### Available data
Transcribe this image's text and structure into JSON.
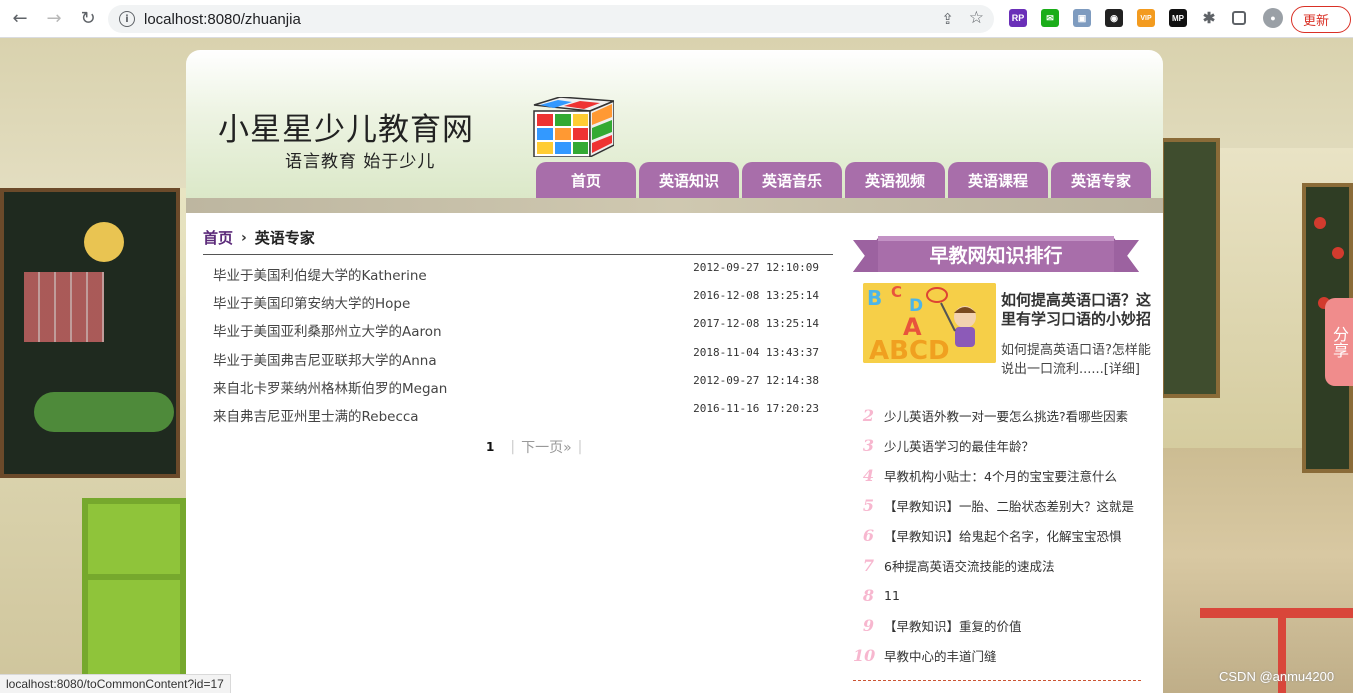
{
  "browser": {
    "url": "localhost:8080/zhuanjia",
    "update_label": "更新",
    "status_url": "localhost:8080/toCommonContent?id=17",
    "extensions": [
      {
        "name": "rp-extension-icon",
        "label": "RP",
        "color": "#6a2fb8"
      },
      {
        "name": "chat-extension-icon",
        "label": "💬",
        "color": "#1aad19"
      },
      {
        "name": "image-extension-icon",
        "label": "🖼",
        "color": "#7e9bbf"
      },
      {
        "name": "cat-extension-icon",
        "label": "◉",
        "color": "#222222"
      },
      {
        "name": "vip-extension-icon",
        "label": "VIP",
        "color": "#f39b1f"
      },
      {
        "name": "mp-extension-icon",
        "label": "MP",
        "color": "#111111"
      }
    ]
  },
  "site": {
    "logo_main": "小星星少儿教育网",
    "logo_sub": "语言教育 始于少儿",
    "menu": [
      "首页",
      "英语知识",
      "英语音乐",
      "英语视频",
      "英语课程",
      "英语专家"
    ]
  },
  "breadcrumb": {
    "home": "首页",
    "current": "英语专家"
  },
  "articles": [
    {
      "title": "毕业于美国利伯缇大学的Katherine",
      "date": "2012-09-27 12:10:09"
    },
    {
      "title": "毕业于美国印第安纳大学的Hope",
      "date": "2016-12-08 13:25:14"
    },
    {
      "title": "毕业于美国亚利桑那州立大学的Aaron",
      "date": "2017-12-08 13:25:14"
    },
    {
      "title": "毕业于美国弗吉尼亚联邦大学的Anna",
      "date": "2018-11-04 13:43:37"
    },
    {
      "title": "来自北卡罗莱纳州格林斯伯罗的Megan",
      "date": "2012-09-27 12:14:38"
    },
    {
      "title": "来自弗吉尼亚州里士满的Rebecca",
      "date": "2016-11-16 17:20:23"
    }
  ],
  "pager": {
    "current": "1",
    "next": "下一页»"
  },
  "sidebar": {
    "title": "早教网知识排行",
    "featured": {
      "title": "如何提高英语口语？这里有学习口语的小妙招",
      "desc": "如何提高英语口语?怎样能说出一口流利......[详细]"
    },
    "ranking": [
      {
        "num": "2",
        "text": "少儿英语外教一对一要怎么挑选?看哪些因素"
      },
      {
        "num": "3",
        "text": "少儿英语学习的最佳年龄？"
      },
      {
        "num": "4",
        "text": "早教机构小贴士：4个月的宝宝要注意什么"
      },
      {
        "num": "5",
        "text": "【早教知识】一胎、二胎状态差别大？这就是"
      },
      {
        "num": "6",
        "text": "【早教知识】给鬼起个名字，化解宝宝恐惧"
      },
      {
        "num": "7",
        "text": "6种提高英语交流技能的速成法"
      },
      {
        "num": "8",
        "text": "11"
      },
      {
        "num": "9",
        "text": "【早教知识】重复的价值"
      },
      {
        "num": "10",
        "text": "早教中心的丰道门缝"
      }
    ]
  },
  "share_tab": "分享",
  "watermark": "CSDN @anmu4200",
  "colors": {
    "menu": "#a86eaa",
    "rank_number": "#f7b7cf",
    "breadcrumb_home": "#5b2a7a"
  }
}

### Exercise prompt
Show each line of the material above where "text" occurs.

### Output below
Transcribe this image's text and structure into JSON.
        "text": "少儿英语外教一对一要怎么挑选?看哪些因素"
        "text": "少儿英语学习的最佳年龄？"
        "text": "早教机构小贴士：4个月的宝宝要注意什么"
        "text": "【早教知识】一胎、二胎状态差别大？这就是"
        "text": "【早教知识】给鬼起个名字，化解宝宝恐惧"
        "text": "6种提高英语交流技能的速成法"
        "text": "11"
        "text": "【早教知识】重复的价值"
        "text": "早教中心的丰道门缝"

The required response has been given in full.